Work instructions: If a line below contains "icon", add it to your tally, then answer with the tally alone.

::: Exercise material

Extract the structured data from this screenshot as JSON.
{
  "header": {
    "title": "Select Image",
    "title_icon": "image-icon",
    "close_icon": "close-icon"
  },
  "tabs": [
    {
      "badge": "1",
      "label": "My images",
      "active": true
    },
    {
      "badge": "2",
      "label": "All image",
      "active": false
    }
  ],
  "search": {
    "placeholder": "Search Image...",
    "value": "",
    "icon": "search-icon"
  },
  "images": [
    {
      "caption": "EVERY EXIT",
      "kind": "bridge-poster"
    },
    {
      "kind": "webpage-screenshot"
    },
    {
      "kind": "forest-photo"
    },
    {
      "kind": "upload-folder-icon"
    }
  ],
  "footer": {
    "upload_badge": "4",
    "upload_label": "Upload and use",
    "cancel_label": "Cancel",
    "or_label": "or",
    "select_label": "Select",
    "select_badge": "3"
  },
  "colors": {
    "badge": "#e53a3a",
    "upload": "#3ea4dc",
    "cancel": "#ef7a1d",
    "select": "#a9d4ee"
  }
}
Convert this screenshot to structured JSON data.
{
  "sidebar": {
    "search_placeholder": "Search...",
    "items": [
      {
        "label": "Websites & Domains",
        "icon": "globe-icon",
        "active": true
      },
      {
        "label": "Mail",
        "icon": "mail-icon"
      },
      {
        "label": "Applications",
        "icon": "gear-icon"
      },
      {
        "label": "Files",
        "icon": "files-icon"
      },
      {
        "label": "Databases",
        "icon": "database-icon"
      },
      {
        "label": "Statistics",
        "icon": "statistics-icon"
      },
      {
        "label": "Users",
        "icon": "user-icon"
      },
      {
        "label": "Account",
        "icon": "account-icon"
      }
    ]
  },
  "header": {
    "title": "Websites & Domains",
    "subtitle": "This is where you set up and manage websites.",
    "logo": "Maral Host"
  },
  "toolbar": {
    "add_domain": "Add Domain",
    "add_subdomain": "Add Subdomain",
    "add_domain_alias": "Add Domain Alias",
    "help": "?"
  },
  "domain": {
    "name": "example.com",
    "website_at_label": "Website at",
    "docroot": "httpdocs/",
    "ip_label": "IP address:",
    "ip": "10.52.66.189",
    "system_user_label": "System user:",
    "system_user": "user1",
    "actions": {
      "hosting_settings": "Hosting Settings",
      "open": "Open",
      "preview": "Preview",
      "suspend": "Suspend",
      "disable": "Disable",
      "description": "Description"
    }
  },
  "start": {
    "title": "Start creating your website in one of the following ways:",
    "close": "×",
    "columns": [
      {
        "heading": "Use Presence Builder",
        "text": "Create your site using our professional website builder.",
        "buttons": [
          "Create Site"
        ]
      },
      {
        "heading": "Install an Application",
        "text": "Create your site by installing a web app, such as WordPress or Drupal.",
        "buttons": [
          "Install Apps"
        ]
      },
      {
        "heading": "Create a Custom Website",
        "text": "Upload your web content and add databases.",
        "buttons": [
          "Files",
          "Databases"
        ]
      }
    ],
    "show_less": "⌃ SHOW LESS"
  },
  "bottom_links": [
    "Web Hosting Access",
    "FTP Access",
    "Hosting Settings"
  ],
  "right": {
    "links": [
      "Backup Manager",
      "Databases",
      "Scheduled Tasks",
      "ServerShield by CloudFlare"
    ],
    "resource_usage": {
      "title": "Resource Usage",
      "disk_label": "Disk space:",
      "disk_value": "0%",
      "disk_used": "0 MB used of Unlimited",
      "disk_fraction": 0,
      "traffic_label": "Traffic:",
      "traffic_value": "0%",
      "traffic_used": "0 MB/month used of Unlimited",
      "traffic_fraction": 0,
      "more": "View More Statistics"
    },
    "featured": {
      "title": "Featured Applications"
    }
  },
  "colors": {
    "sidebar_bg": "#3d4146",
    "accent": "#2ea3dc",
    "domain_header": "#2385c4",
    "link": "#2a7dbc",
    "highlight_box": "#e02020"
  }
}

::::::

Answer: 12